Which lines of the entries contain the string "icon"? Please find them and copy them.
------ The data ------
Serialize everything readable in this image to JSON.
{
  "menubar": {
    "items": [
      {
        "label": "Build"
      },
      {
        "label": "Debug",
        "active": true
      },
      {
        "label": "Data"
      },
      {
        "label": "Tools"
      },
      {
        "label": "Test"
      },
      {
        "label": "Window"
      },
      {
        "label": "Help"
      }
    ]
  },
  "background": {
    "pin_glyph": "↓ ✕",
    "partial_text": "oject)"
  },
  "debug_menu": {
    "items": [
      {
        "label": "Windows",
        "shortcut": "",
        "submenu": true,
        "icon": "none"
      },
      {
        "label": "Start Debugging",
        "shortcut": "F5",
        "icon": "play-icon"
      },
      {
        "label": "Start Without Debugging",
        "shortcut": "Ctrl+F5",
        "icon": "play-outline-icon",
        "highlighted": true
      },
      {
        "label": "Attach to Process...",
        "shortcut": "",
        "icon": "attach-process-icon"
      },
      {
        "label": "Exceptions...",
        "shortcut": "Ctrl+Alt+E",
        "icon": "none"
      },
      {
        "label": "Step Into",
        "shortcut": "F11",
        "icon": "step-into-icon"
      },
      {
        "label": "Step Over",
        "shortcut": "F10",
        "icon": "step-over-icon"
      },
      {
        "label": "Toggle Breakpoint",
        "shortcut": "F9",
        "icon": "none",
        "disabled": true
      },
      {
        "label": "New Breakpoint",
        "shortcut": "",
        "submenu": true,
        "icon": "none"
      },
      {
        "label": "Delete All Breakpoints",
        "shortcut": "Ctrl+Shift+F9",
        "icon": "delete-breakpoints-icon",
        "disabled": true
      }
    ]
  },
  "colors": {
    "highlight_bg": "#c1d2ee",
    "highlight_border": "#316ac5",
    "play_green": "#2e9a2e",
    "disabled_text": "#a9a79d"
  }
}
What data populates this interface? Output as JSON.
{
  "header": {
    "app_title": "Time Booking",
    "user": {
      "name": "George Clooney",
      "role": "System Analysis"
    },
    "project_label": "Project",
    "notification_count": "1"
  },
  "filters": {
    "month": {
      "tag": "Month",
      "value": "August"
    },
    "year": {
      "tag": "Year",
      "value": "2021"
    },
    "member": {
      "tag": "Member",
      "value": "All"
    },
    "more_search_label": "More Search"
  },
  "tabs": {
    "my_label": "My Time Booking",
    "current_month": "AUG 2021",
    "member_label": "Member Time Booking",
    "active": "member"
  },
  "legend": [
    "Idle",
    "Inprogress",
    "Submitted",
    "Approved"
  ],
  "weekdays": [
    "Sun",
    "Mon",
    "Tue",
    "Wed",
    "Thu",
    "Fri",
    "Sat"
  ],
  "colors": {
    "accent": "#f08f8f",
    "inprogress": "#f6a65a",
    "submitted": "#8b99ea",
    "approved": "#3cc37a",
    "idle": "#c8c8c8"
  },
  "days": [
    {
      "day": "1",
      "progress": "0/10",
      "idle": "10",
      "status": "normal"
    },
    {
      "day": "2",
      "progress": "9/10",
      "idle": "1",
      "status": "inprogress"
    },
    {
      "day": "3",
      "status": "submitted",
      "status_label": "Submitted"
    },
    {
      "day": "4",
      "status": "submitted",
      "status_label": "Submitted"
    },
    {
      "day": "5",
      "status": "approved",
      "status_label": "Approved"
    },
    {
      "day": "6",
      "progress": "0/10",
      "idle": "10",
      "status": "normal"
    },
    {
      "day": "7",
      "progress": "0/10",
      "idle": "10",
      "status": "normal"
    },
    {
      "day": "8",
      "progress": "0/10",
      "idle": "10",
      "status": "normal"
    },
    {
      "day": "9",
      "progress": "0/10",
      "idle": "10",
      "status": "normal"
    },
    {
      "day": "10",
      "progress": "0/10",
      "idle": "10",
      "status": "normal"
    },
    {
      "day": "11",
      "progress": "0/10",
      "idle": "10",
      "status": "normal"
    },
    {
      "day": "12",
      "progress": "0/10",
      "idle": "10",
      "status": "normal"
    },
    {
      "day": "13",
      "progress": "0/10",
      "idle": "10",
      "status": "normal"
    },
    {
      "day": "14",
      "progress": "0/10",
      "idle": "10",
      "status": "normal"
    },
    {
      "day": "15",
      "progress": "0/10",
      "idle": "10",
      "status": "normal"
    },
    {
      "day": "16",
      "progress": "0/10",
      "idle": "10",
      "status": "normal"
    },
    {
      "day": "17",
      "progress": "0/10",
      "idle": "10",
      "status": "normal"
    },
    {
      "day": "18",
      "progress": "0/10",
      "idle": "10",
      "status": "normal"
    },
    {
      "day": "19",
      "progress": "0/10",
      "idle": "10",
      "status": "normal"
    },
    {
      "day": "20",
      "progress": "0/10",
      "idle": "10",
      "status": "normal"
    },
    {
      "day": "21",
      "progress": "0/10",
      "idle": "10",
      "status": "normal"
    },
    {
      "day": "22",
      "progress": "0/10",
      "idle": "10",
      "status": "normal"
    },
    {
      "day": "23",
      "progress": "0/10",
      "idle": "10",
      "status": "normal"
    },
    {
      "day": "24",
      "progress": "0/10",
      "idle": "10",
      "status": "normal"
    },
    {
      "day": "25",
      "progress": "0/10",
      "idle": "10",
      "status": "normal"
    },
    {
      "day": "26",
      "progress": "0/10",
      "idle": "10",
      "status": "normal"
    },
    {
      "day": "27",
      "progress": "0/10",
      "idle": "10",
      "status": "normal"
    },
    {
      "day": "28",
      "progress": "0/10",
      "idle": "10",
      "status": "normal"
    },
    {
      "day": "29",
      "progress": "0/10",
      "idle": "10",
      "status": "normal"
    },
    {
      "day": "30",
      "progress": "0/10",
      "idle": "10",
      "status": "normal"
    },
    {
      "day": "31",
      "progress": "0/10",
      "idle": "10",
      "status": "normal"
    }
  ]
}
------
Output of the task
        "icon": "none"
        "icon": "play-icon"
        "icon": "play-outline-icon",
        "icon": "attach-process-icon"
        "icon": "none"
        "icon": "step-into-icon"
        "icon": "step-over-icon"
        "icon": "none",
        "icon": "none"
        "icon": "delete-breakpoints-icon",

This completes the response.